**ABOUT THIS TASK**.
Every record should be restated exactly, with no images included.
*** AVAILABLE RECORDS Section Begins ***
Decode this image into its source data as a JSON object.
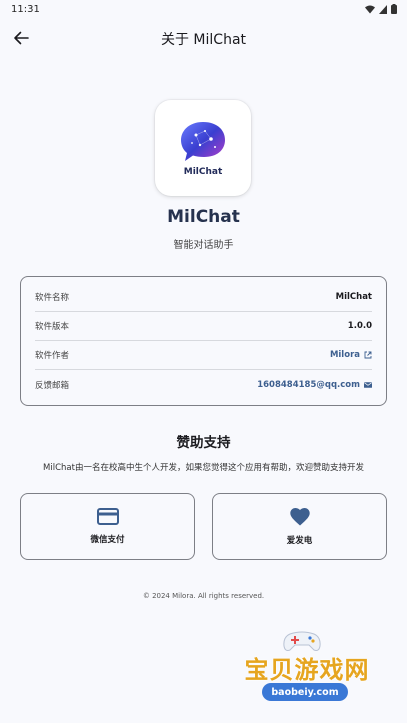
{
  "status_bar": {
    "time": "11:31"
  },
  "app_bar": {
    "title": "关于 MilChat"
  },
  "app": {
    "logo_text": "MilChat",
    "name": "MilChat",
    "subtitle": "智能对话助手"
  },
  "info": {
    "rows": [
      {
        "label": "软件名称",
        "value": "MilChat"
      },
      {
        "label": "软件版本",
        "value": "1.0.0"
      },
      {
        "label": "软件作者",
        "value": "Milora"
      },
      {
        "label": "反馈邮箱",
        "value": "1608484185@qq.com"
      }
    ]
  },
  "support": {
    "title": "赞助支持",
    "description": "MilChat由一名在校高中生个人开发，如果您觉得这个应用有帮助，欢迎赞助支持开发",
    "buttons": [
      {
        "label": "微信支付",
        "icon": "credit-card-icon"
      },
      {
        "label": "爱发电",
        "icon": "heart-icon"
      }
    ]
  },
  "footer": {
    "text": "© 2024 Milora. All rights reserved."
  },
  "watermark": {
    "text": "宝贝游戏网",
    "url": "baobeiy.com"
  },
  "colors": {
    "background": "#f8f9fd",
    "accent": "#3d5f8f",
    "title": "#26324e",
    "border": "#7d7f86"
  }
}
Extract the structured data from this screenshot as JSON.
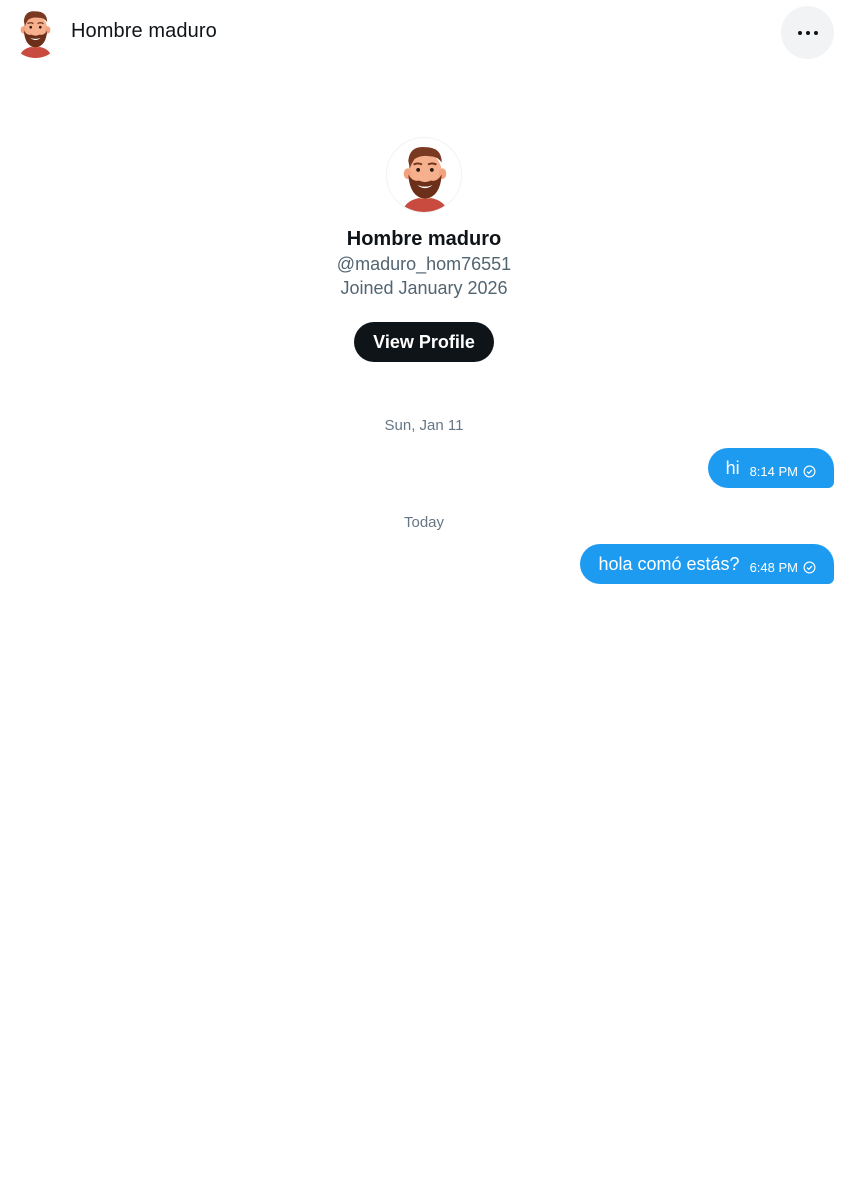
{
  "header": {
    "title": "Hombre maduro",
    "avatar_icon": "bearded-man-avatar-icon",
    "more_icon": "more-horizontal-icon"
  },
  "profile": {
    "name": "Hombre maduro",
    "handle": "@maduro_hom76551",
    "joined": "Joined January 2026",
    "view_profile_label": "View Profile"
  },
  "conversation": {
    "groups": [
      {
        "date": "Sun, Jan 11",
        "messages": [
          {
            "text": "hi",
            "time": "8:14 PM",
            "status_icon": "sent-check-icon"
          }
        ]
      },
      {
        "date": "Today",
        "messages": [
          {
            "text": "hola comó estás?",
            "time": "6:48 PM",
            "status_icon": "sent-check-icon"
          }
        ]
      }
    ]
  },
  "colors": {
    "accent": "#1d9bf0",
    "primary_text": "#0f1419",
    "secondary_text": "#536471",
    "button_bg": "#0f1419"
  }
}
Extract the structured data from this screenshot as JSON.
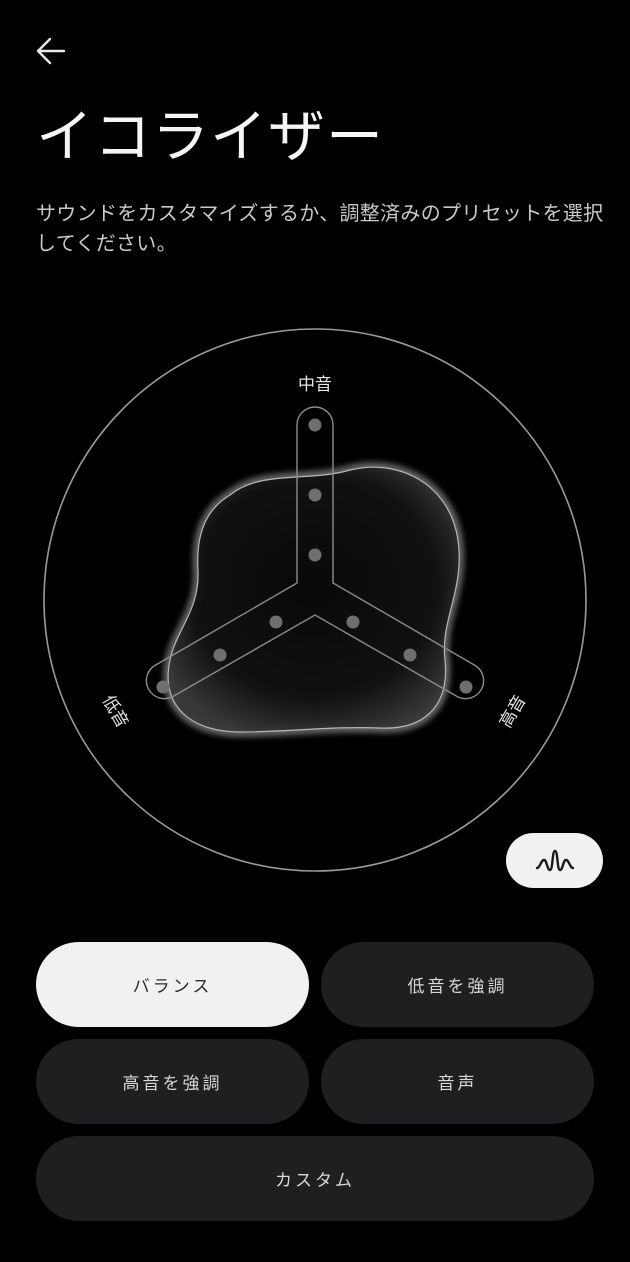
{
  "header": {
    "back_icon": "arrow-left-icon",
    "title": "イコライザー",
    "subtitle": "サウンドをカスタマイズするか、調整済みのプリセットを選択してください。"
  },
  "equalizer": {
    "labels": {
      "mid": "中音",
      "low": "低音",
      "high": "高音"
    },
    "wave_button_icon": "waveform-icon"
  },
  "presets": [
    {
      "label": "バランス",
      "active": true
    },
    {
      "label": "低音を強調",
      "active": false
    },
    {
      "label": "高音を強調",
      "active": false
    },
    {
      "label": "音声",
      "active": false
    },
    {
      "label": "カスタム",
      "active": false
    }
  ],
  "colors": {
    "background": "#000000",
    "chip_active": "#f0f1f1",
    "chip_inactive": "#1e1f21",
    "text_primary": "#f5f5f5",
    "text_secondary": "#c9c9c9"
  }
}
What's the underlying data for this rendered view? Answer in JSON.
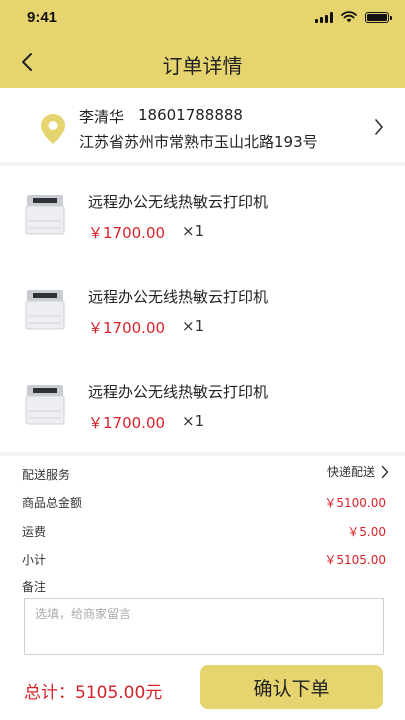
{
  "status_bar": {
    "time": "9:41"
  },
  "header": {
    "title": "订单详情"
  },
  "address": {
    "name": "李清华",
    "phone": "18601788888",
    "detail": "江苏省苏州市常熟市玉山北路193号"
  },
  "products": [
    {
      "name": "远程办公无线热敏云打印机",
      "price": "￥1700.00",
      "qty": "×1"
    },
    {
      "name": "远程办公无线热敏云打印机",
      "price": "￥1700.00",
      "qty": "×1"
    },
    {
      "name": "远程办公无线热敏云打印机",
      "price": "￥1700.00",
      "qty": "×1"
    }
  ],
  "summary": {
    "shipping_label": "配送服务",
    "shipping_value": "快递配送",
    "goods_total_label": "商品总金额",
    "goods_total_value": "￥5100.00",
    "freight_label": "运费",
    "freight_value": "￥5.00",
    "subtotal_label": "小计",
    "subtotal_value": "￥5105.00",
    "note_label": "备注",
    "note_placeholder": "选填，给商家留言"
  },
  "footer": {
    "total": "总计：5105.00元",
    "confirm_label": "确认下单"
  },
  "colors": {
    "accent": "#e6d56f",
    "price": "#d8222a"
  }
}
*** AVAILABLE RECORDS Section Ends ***
**ANSWER SPACE**.
Decode this image into its source data as a JSON object.
{
  "status_bar": {
    "time": "11:31"
  },
  "app_bar": {
    "title": "关于 MilChat"
  },
  "app": {
    "logo_text": "MilChat",
    "name": "MilChat",
    "subtitle": "智能对话助手"
  },
  "info": {
    "rows": [
      {
        "label": "软件名称",
        "value": "MilChat"
      },
      {
        "label": "软件版本",
        "value": "1.0.0"
      },
      {
        "label": "软件作者",
        "value": "Milora"
      },
      {
        "label": "反馈邮箱",
        "value": "1608484185@qq.com"
      }
    ]
  },
  "support": {
    "title": "赞助支持",
    "description": "MilChat由一名在校高中生个人开发，如果您觉得这个应用有帮助，欢迎赞助支持开发",
    "buttons": [
      {
        "label": "微信支付",
        "icon": "credit-card-icon"
      },
      {
        "label": "爱发电",
        "icon": "heart-icon"
      }
    ]
  },
  "footer": {
    "text": "© 2024 Milora. All rights reserved."
  },
  "watermark": {
    "text": "宝贝游戏网",
    "url": "baobeiy.com"
  },
  "colors": {
    "background": "#f8f9fd",
    "accent": "#3d5f8f",
    "title": "#26324e",
    "border": "#7d7f86"
  }
}
Extract the structured data from this screenshot as JSON.
{
  "header": {
    "title": "Hombre maduro",
    "avatar_icon": "bearded-man-avatar-icon",
    "more_icon": "more-horizontal-icon"
  },
  "profile": {
    "name": "Hombre maduro",
    "handle": "@maduro_hom76551",
    "joined": "Joined January 2026",
    "view_profile_label": "View Profile"
  },
  "conversation": {
    "groups": [
      {
        "date": "Sun, Jan 11",
        "messages": [
          {
            "text": "hi",
            "time": "8:14 PM",
            "status_icon": "sent-check-icon"
          }
        ]
      },
      {
        "date": "Today",
        "messages": [
          {
            "text": "hola comó estás?",
            "time": "6:48 PM",
            "status_icon": "sent-check-icon"
          }
        ]
      }
    ]
  },
  "colors": {
    "accent": "#1d9bf0",
    "primary_text": "#0f1419",
    "secondary_text": "#536471",
    "button_bg": "#0f1419"
  }
}
Extract the structured data from this screenshot as JSON.
{
  "header": {
    "back_icon": "arrow-left-icon",
    "title": "イコライザー",
    "subtitle": "サウンドをカスタマイズするか、調整済みのプリセットを選択してください。"
  },
  "equalizer": {
    "labels": {
      "mid": "中音",
      "low": "低音",
      "high": "高音"
    },
    "wave_button_icon": "waveform-icon"
  },
  "presets": [
    {
      "label": "バランス",
      "active": true
    },
    {
      "label": "低音を強調",
      "active": false
    },
    {
      "label": "高音を強調",
      "active": false
    },
    {
      "label": "音声",
      "active": false
    },
    {
      "label": "カスタム",
      "active": false
    }
  ],
  "colors": {
    "background": "#000000",
    "chip_active": "#f0f1f1",
    "chip_inactive": "#1e1f21",
    "text_primary": "#f5f5f5",
    "text_secondary": "#c9c9c9"
  }
}
What's the underlying data for this rendered view? Answer in JSON.
{
  "status_bar": {
    "time": "9:41"
  },
  "header": {
    "title": "订单详情"
  },
  "address": {
    "name": "李清华",
    "phone": "18601788888",
    "detail": "江苏省苏州市常熟市玉山北路193号"
  },
  "products": [
    {
      "name": "远程办公无线热敏云打印机",
      "price": "￥1700.00",
      "qty": "×1"
    },
    {
      "name": "远程办公无线热敏云打印机",
      "price": "￥1700.00",
      "qty": "×1"
    },
    {
      "name": "远程办公无线热敏云打印机",
      "price": "￥1700.00",
      "qty": "×1"
    }
  ],
  "summary": {
    "shipping_label": "配送服务",
    "shipping_value": "快递配送",
    "goods_total_label": "商品总金额",
    "goods_total_value": "￥5100.00",
    "freight_label": "运费",
    "freight_value": "￥5.00",
    "subtotal_label": "小计",
    "subtotal_value": "￥5105.00",
    "note_label": "备注",
    "note_placeholder": "选填，给商家留言"
  },
  "footer": {
    "total": "总计：5105.00元",
    "confirm_label": "确认下单"
  },
  "colors": {
    "accent": "#e6d56f",
    "price": "#d8222a"
  }
}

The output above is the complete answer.